Checkmate is a flawed record, but in true Itzy fashion, refuses to take itself too seriously and knows that the group’s sense of fun is its greatest strength.
Five member K-pop girl group Itzy have made a career out of being weird. Sometimes through shallow, not-like-other-girls branding, and sometimes through music packed with quirky production choices and bold, shouted hooks. Their debut track “Dalla Dalla” (2019) opened with an elevator ding and a hollow, bending synth line: “I love myself!” the ladies of Itzy cheered as glitter bombs exploded in the distance. A year later, they renewed their self-love licenses on “Wannabe,” where they declared that “I don’t wanna be somebody, just wanna be me” over a crunchy mix of guitar strums and room-filling synths. Other tracks like “Not Shy,” “Swipe,” and “Icy” respectively featured obnoxious horns, a sneering hip-hop beat, and a chaotic cascade of first sugary, then gritty instrumental layers. They reveled in being too much, almost all the time: you either got it, or you got left behind to catch up later.

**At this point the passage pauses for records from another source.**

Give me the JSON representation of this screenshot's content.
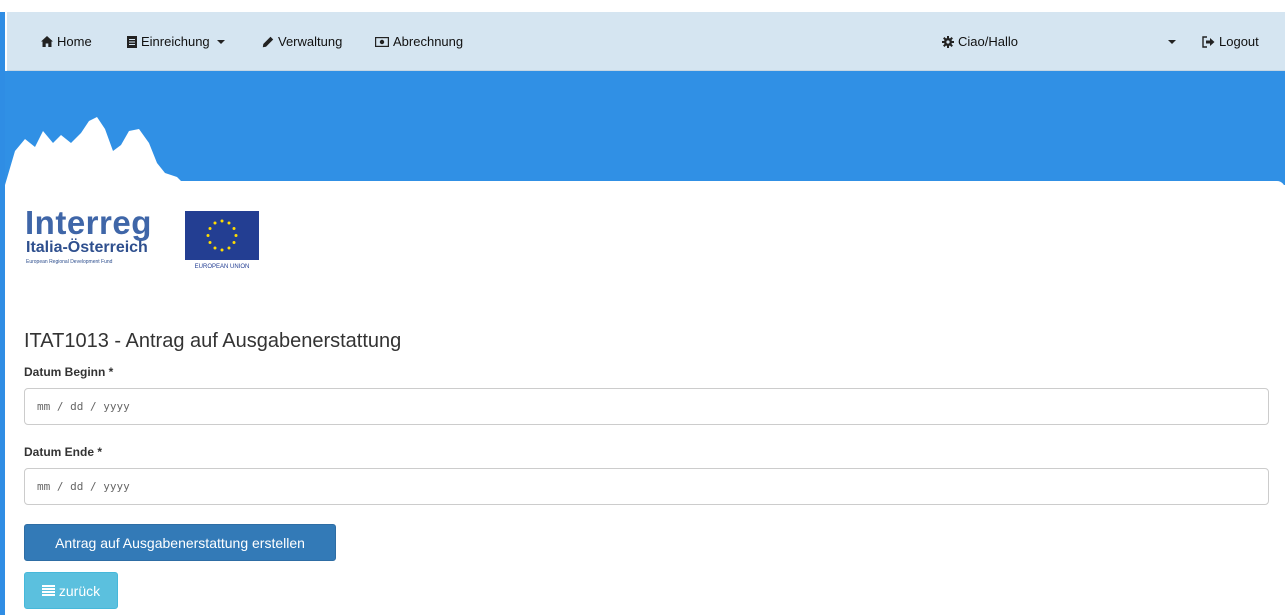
{
  "navbar": {
    "home": "Home",
    "einreichung": "Einreichung",
    "verwaltung": "Verwaltung",
    "abrechnung": "Abrechnung",
    "user": "Ciao/Hallo",
    "logout": "Logout"
  },
  "logo": {
    "wordmark": "Interreg",
    "region": "Italia-Österreich",
    "fund": "European Regional Development Fund",
    "eu_label": "EUROPEAN UNION"
  },
  "page": {
    "title": "ITAT1013 - Antrag auf Ausgabenerstattung"
  },
  "form": {
    "start_label": "Datum Beginn *",
    "start_placeholder": "mm / dd / yyyy",
    "end_label": "Datum Ende *",
    "end_placeholder": "mm / dd / yyyy",
    "submit_label": "Antrag auf Ausgabenerstattung erstellen",
    "back_label": "zurück"
  },
  "colors": {
    "navbar_bg": "#d5e5f1",
    "banner_blue": "#3090e5",
    "primary_button": "#337ab7",
    "info_button": "#5bc0de",
    "logo_blue": "#3f66a8",
    "eu_blue": "#233e92",
    "eu_star": "#ffdd00"
  },
  "icons": {
    "home": "home-icon",
    "einreichung": "document-icon",
    "verwaltung": "pencil-icon",
    "abrechnung": "banknote-icon",
    "user": "gear-icon",
    "logout": "logout-icon",
    "back": "list-icon"
  }
}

Checkmate, led by single “Sneakers,” is Itzy’s seventh release and treads mostly expected ground. After mixed results from their more exploratory title tracks in 2021, the basic teen-pop of “Sneakers” picks back up as if nothing post-“Wannabe” ever happened, complete with lyrics about how “you can call me weirdo” but they’ll still dance proudly to their own drum. It gets the job done hook-wise, but is without a doubt their safest single to date. The b-sides, however, inject more energy into the mini album, some through dynamic anti-drops and some through buildups to rippling synth choruses (like the LDN Noise-produced “What I Want”). True to form, several of the tracks are sprinkled with playful sound effects — cars skidding and revving on “Racer,” a literal “wheeeee” drop on “Free Fall,” and the pots-and-pans extravaganza of “365” (an album highlight for its sheer musical audacity).

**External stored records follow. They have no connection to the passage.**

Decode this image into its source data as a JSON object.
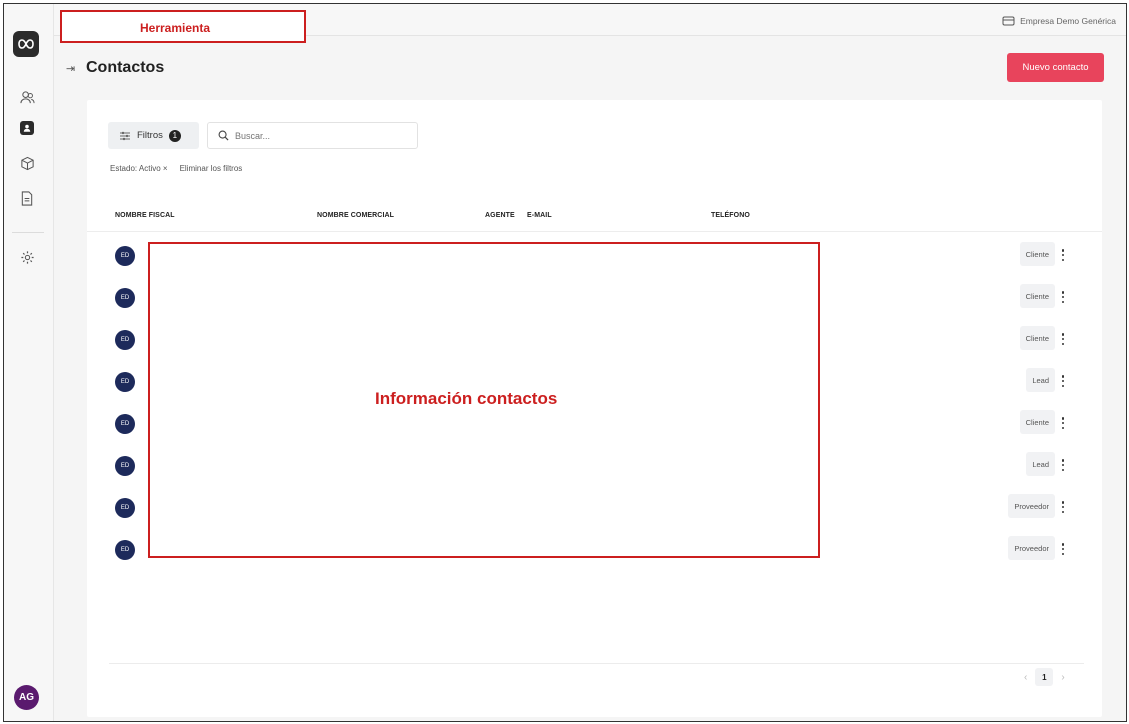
{
  "annotations": {
    "tool_label": "Herramienta",
    "contacts_label": "Información contactos"
  },
  "topbar": {
    "company": "Empresa Demo Genérica"
  },
  "sidebar": {
    "user_initials": "AG"
  },
  "header": {
    "title": "Contactos",
    "new_button": "Nuevo contacto"
  },
  "toolbar": {
    "filters_label": "Filtros",
    "filters_count": "1",
    "search_placeholder": "Buscar..."
  },
  "active_filters": {
    "chip": "Estado: Activo ×",
    "clear": "Eliminar los filtros"
  },
  "table": {
    "columns": [
      "NOMBRE FISCAL",
      "NOMBRE COMERCIAL",
      "AGENTE",
      "E-MAIL",
      "TELÉFONO"
    ],
    "rows": [
      {
        "initials": "ED",
        "type": "Cliente"
      },
      {
        "initials": "ED",
        "type": "Cliente"
      },
      {
        "initials": "ED",
        "type": "Cliente"
      },
      {
        "initials": "ED",
        "type": "Lead"
      },
      {
        "initials": "ED",
        "type": "Cliente"
      },
      {
        "initials": "ED",
        "type": "Lead"
      },
      {
        "initials": "ED",
        "type": "Proveedor"
      },
      {
        "initials": "ED",
        "type": "Proveedor"
      }
    ]
  },
  "pagination": {
    "prev": "‹",
    "current": "1",
    "next": "›"
  }
}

Itzy’s brand as a group is focused on dance and performance rather than vocal acrobatics, so their songs often lean toward talk-singing, chants, and rapping alongside traditional pop vocal moments. As a result, many of the tracks on Checkmate have difficult-to-pull-off hooks that rely on charisma to sell what might otherwise be a silly, flippant, or underwhelming line. For the most part, Itzy prove themselves up to the challenge, subordinating unremarkable lyrical content to their confident presence (although not even Chaeryeong’s tone can save the “You can call me weirdo” lyric in “Sneakers”). “3-6-5, not thinkin’ ‘bout you,” they sneer on “365” as the music goes full industrial hyperpop; Ryujin draws out the titular hook of “Racer” with a smirking vocal fry; “What I Want” opens with Yeji, Yuna, and Lia drawling about how they’re “gonna get, get what I want” over twitchy, bass-y synths.
The end of the album takes a more sincere turn with pop-rock power ballad “Domino.” The mixing washes out the guitars and makes the stylistic signifiers fairly shallow, but it’s still a nice track — Itzy songs usually don’t have quite as deep an emotional core, and the earnest melody is reminiscent of their soft, harmony-stacked ballad “Mirror” from last year. Checkmate isn’t a perfect album, but it keeps the energy pleasantly high from start to finish, creates a listening experience that doesn’t take itself too seriously, and, above all and in keeping with the group’s designs, is just plain fun.
Published as part of Album Roundup — July 2022 | Part 3.